European DSOs alone are responsible for over ten million kilometres of power lines, installed at various points since the late 19th Century. Keeping track of their evolving networks is a key responsibility for grid operators and this is only growing more complicated as the energy system transitions to meet ambitious climate targets including a 40% reduction in greenhouse gases (from 1990 levels) and an increase in renewable generation to 27% by 2030. To this end, utilities are now investing heavily in the next-generation of geospatial systems and solutions to support their management of increasingly complex network topologies, with DER capacity set to increase at 6.5 times the rate of traditional generation over the next decade.
With that being said, there is an alternative to investing heavily in proprietary software for GIS: going open-source. Open source tools such as QGIS have been successfully adopted in a number of large organisations throughout Europe including rail companies, postal services, and even armed forces, all of whom have migrated to these systems without compromising their operations. However, in an industry responsible for such complicated and critical infrastructure as electric utilities, there is a reluctance to go in this direction, predicated on a series of concerns about whether open-source tools are fit for purpose. Here, I aim to examine and challenge a few of these concerns:
Myth 1: Open-source systems are not secure
The most common argument against open-source software in a commercial environment is that it is not safe. However, the security of proprietary software is governed and vouched for only by in-house security teams. On the other hand, open-source software is available to be audited by security professionals who are independent, meaning an unbiased seal of approval verified by a larger pool of experts.
Myth 2: Open source systems contain bugs
All systems contain bugs – this is true in GIS and virtually any other IT architecture. The main difference is that in open-source communities these bugs are published and subject to appraisal by the community as a whole, meaning a much larger potential pool of solutions and work-arounds. In a commercial setting, bugs are simply reported by end-users. Therefore, as the community grows, the speed of resolution for bugs tends to move in favour of open-source.

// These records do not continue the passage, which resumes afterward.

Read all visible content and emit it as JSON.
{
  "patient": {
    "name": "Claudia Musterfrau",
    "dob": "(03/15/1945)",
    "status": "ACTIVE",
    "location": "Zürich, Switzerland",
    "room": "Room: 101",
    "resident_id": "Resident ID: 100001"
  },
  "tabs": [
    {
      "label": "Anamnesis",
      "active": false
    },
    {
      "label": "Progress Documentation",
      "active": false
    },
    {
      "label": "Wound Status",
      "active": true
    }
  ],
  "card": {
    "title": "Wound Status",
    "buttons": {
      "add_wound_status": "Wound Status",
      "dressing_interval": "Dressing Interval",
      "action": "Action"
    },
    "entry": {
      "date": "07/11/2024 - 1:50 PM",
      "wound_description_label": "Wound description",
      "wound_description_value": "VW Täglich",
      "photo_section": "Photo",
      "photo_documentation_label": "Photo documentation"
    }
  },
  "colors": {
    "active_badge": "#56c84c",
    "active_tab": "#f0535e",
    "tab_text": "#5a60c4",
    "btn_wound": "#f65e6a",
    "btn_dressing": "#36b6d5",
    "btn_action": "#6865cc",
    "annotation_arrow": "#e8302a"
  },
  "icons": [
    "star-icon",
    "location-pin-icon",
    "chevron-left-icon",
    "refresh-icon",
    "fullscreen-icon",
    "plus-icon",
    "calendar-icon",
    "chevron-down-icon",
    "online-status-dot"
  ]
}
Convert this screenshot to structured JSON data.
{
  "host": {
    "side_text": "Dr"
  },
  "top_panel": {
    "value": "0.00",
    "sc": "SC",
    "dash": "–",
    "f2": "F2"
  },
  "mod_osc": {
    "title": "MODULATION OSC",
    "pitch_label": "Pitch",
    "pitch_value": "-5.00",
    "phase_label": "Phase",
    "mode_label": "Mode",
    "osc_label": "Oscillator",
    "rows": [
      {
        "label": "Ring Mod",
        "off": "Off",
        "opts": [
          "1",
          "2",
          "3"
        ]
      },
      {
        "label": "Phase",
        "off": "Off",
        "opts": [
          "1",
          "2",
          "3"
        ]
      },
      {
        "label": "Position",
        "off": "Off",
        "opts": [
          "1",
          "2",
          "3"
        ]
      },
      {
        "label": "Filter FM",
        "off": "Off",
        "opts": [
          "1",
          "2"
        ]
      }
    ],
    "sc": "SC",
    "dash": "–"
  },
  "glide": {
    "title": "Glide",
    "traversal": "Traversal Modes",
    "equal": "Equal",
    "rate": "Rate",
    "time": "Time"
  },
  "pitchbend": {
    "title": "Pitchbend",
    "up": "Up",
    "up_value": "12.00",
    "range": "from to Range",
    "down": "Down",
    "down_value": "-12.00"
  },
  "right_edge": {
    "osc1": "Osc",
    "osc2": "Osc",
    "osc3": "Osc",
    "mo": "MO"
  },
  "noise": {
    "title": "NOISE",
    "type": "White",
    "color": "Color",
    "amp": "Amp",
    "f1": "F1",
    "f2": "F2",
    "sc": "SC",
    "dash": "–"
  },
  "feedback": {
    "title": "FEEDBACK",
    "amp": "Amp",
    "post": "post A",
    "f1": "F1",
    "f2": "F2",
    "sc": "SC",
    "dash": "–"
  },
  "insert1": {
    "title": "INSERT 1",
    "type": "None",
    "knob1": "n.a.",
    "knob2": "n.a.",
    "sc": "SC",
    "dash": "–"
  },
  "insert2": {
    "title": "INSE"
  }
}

Myth 3: The required functionality is not there
Naturally, suppliers have had plenty of time to develop and implement specific, advanced tools. Nevertheless, rapid progress is constantly being made in the industry to deliver the functionality required for commercial use. Moreover, the biggest benefit to open-source, along with the lack of licence fee, is that users are free to customise the core code of the system to develop something tailored to their needs, as opposed to relying on additional software or hoping the vendor will agree to make the changes the user wants.
Myth 4: No vendor means no support
Not quite: no vendor means no vendor-support. Instead, by its very nature the peer-to-peer community is there to support users with problems and provide solutions. This leads us on to another key benefit of open-source: there is a snowball effect of functionality. The more industry end-users work on development of solutions tailored to their needs, the more custom solutions are available to new members of the community from the same industry.
To conclude, network operators may not yet be ready to migrate to open-source GIS tools, but there are a number of reasons why they may consider it for the future. If open-source advocates can convince the industry of the potential robustness, security, and flexibility of the software then it may not be long before the long-term cost savings prove too compelling to ignore.
If you’d like to hear more about open-source solutions for GIS and their application in electric utilities, as well as other advanced developments in TSO and DSO systems, join us in Amsterdam for GIS4SmartGrid 2018 on the 20th to 22nd November. Day three of the conference will feature an extended tutorial from OPENGIS.ch.
For more information, please visit: www.smartgrid-forums.com/gis